Work required
A set of records appears below. Print them all, word for word.
======== Material supplied
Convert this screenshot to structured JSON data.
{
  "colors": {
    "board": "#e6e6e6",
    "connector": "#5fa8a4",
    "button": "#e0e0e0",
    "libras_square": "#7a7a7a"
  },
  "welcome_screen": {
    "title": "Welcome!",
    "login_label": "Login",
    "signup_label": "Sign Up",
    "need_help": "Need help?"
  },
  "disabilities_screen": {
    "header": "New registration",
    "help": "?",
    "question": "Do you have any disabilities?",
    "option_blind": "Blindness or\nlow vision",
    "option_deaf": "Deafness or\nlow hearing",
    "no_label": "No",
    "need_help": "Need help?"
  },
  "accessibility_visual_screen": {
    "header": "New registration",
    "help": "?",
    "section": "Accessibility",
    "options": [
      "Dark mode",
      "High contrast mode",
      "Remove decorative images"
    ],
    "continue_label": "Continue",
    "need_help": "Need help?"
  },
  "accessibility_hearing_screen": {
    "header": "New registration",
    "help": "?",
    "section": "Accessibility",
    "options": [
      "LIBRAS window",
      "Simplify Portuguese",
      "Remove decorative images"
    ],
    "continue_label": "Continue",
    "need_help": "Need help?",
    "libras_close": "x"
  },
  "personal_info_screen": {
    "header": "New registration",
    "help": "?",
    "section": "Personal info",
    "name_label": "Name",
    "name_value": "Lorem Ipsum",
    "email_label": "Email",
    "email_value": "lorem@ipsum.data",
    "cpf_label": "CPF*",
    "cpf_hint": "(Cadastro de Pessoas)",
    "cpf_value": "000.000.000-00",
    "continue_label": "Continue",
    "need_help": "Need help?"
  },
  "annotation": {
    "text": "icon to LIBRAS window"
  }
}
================
Answer section
Convert this screenshot to structured JSON data.
{
  "colors": {
    "board": "#e6e6e6",
    "connector": "#5fa8a4",
    "button": "#e0e0e0",
    "libras_square": "#7a7a7a"
  },
  "welcome_screen": {
    "title": "Welcome!",
    "login_label": "Login",
    "signup_label": "Sign Up",
    "need_help": "Need help?"
  },
  "disabilities_screen": {
    "header": "New registration",
    "help": "?",
    "question": "Do you have any disabilities?",
    "option_blind": "Blindness or\nlow vision",
    "option_deaf": "Deafness or\nlow hearing",
    "no_label": "No",
    "need_help": "Need help?"
  },
  "accessibility_visual_screen": {
    "header": "New registration",
    "help": "?",
    "section": "Accessibility",
    "options": [
      "Dark mode",
      "High contrast mode",
      "Remove decorative images"
    ],
    "continue_label": "Continue",
    "need_help": "Need help?"
  },
  "accessibility_hearing_screen": {
    "header": "New registration",
    "help": "?",
    "section": "Accessibility",
    "options": [
      "LIBRAS window",
      "Simplify Portuguese",
      "Remove decorative images"
    ],
    "continue_label": "Continue",
    "need_help": "Need help?",
    "libras_close": "x"
  },
  "personal_info_screen": {
    "header": "New registration",
    "help": "?",
    "section": "Personal info",
    "name_label": "Name",
    "name_value": "Lorem Ipsum",
    "email_label": "Email",
    "email_value": "lorem@ipsum.data",
    "cpf_label": "CPF*",
    "cpf_hint": "(Cadastro de Pessoas)",
    "cpf_value": "000.000.000-00",
    "continue_label": "Continue",
    "need_help": "Need help?"
  },
  "annotation": {
    "text": "icon to LIBRAS window"
  }
}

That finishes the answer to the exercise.